- What to work on: The word "Phone": say how many lines of the data below contain it, and give the number alone.

- Material shown:
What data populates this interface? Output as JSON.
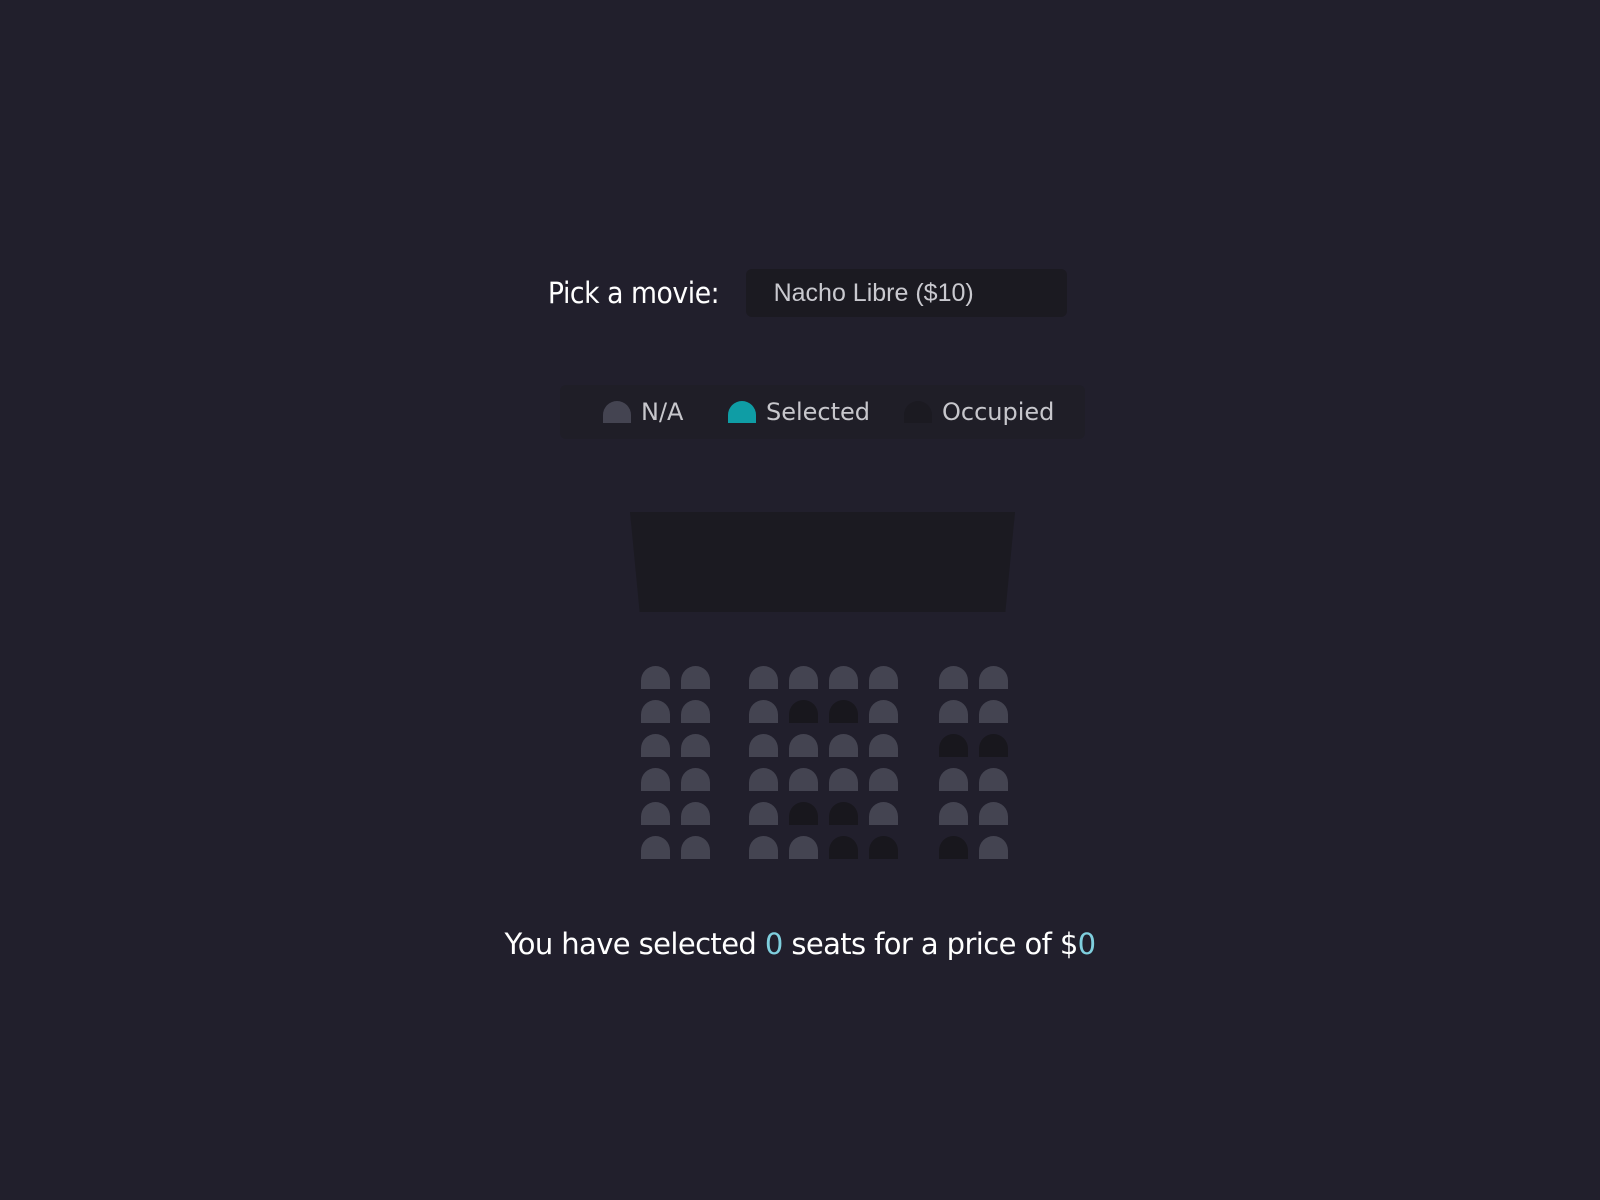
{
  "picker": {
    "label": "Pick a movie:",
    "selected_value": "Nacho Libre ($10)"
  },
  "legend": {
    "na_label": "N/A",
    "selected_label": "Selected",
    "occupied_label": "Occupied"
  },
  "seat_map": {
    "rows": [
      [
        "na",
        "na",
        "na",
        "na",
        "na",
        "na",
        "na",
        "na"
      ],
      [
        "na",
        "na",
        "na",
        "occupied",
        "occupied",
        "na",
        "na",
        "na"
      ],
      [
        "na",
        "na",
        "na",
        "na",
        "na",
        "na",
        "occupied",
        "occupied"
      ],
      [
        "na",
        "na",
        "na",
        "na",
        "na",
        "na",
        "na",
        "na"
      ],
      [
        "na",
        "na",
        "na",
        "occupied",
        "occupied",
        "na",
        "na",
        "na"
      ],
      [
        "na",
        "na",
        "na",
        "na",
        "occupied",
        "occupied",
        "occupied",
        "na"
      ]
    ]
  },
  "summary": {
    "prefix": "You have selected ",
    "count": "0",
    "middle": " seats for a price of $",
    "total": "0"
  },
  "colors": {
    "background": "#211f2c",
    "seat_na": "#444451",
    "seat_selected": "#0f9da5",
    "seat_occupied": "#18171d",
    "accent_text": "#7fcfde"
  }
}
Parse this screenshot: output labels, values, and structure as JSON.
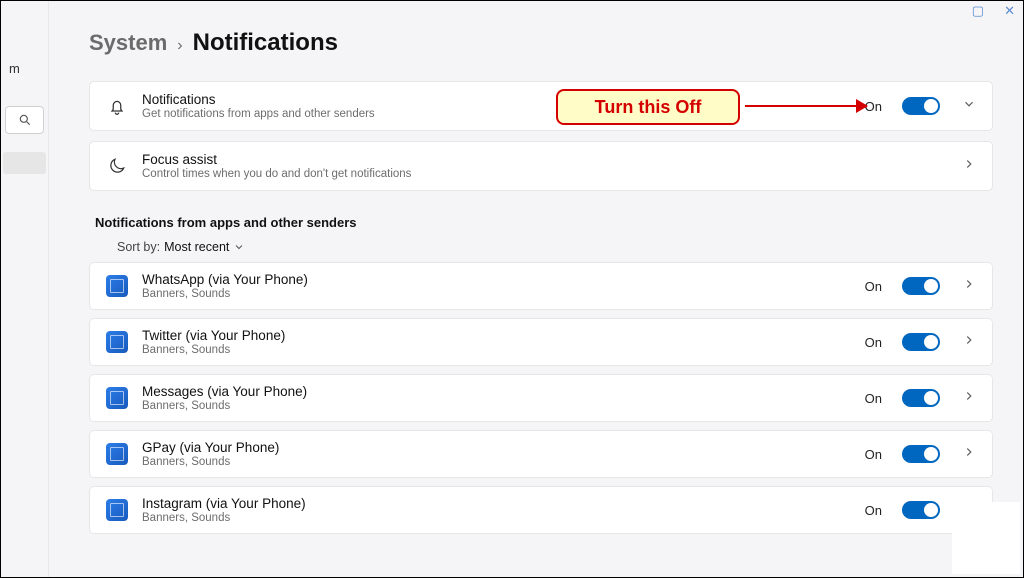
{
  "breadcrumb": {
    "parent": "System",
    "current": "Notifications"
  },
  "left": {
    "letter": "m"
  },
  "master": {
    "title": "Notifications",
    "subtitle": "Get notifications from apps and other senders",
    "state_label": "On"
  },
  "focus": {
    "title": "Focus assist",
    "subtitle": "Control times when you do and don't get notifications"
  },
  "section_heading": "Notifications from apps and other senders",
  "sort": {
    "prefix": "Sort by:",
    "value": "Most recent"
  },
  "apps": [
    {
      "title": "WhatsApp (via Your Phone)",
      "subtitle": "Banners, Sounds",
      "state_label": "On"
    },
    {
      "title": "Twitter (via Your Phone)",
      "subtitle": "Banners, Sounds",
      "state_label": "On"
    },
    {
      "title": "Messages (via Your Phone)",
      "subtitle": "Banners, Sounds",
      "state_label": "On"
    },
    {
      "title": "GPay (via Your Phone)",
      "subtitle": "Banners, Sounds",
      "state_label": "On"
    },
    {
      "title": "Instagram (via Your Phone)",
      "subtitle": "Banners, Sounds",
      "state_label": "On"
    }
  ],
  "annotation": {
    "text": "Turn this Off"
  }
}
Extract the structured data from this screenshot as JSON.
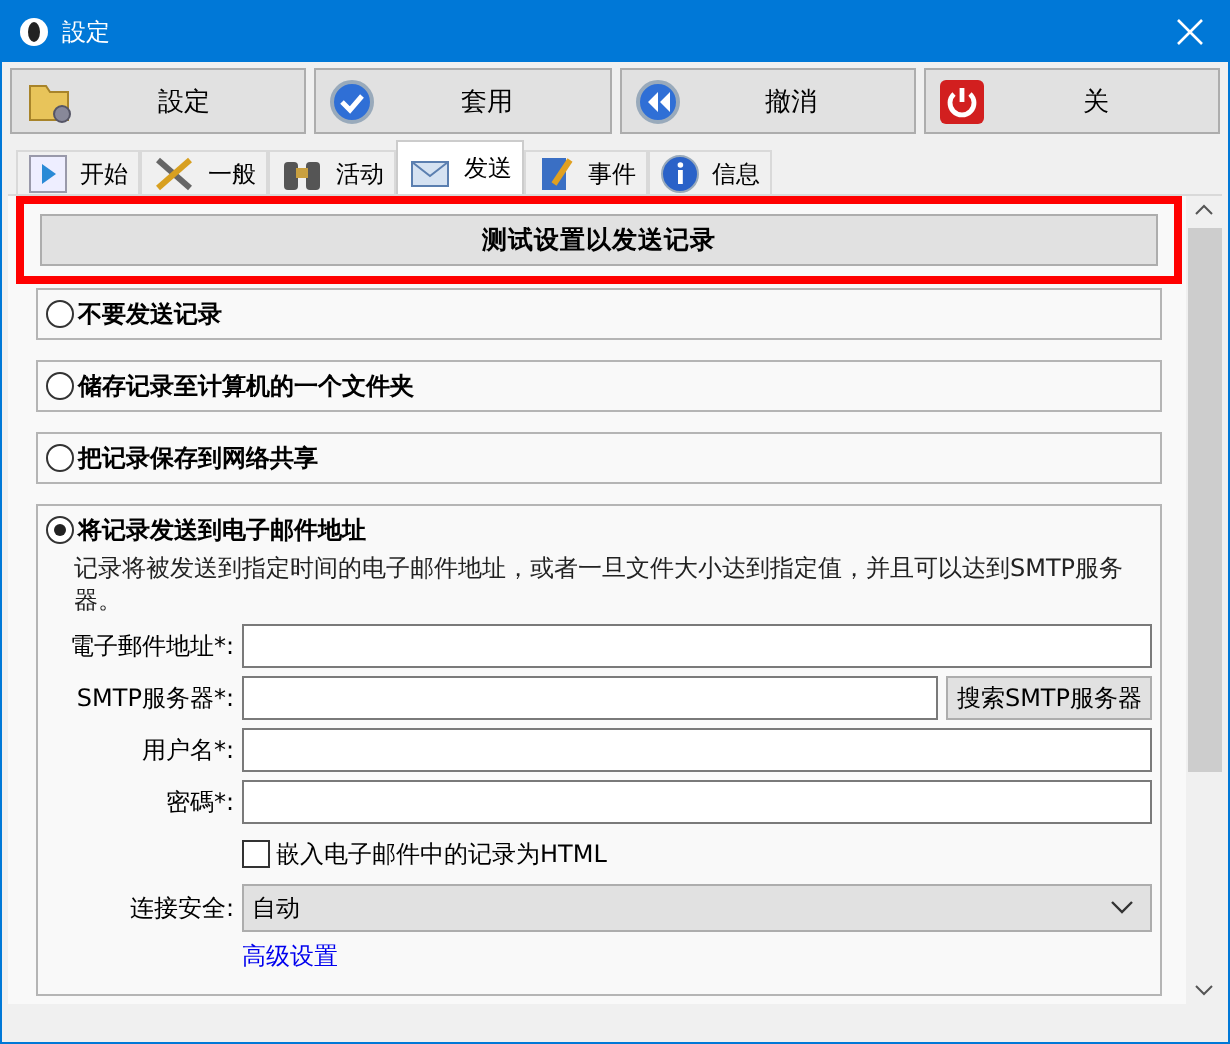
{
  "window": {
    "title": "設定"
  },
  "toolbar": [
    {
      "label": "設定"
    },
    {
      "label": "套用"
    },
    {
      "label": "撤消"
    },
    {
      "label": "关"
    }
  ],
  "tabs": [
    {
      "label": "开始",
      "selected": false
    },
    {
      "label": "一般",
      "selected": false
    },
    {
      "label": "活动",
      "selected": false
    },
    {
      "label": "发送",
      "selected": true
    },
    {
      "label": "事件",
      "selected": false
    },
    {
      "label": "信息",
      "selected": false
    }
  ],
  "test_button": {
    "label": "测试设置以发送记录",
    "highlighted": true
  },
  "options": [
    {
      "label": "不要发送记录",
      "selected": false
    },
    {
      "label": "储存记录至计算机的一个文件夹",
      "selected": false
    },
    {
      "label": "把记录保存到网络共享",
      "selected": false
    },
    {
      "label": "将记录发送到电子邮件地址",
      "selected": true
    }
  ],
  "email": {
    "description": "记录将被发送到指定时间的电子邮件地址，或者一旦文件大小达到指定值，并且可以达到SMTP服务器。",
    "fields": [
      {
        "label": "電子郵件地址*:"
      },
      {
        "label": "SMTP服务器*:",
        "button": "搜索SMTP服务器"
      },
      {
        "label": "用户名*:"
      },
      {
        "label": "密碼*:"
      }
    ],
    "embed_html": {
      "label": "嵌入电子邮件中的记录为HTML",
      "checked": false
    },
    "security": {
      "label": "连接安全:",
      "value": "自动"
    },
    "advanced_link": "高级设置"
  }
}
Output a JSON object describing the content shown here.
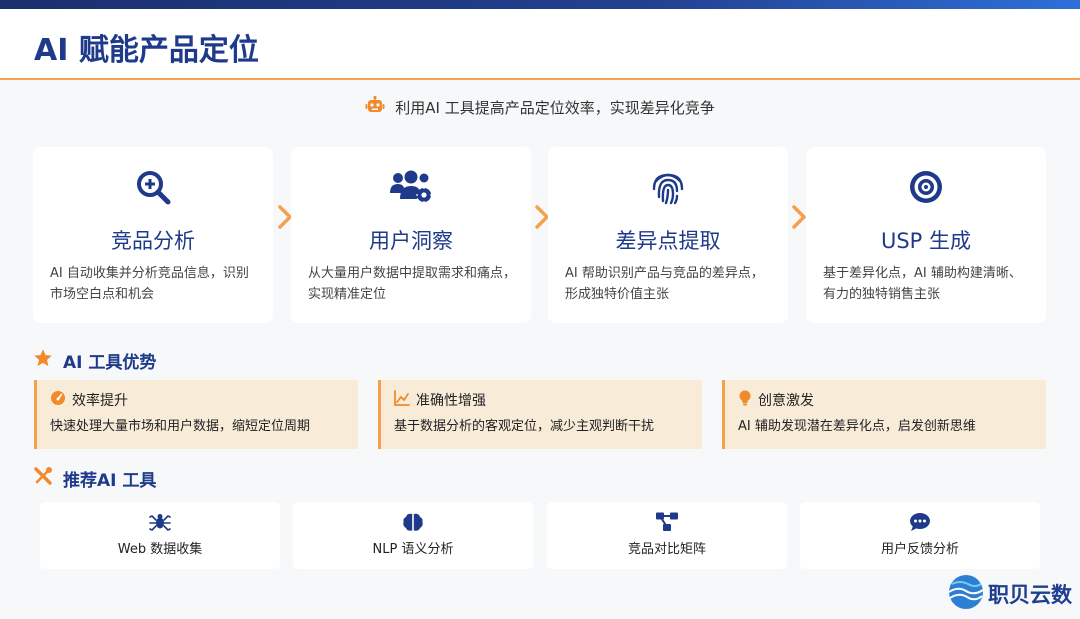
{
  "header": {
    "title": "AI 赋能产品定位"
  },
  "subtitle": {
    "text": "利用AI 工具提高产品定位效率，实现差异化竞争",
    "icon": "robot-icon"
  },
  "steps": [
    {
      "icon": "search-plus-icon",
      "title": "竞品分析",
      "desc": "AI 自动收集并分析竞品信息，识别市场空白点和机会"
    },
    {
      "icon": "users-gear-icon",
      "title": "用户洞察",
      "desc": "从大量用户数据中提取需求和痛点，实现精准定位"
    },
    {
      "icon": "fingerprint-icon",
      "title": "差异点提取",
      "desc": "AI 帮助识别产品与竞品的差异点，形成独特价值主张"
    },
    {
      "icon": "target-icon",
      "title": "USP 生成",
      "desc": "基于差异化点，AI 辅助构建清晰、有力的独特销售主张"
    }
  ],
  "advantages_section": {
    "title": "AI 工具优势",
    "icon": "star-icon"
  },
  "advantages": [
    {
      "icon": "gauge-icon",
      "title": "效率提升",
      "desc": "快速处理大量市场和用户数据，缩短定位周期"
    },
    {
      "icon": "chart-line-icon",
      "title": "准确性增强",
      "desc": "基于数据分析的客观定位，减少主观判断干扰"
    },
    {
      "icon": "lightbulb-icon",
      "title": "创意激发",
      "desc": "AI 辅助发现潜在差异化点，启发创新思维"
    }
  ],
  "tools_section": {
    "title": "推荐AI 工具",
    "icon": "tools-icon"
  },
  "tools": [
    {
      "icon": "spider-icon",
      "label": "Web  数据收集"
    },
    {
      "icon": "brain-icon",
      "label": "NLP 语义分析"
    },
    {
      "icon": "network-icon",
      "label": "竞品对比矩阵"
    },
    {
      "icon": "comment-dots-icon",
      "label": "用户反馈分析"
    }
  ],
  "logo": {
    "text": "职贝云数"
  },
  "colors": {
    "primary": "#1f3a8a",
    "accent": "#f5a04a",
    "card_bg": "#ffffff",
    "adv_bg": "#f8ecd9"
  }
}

- Result: 5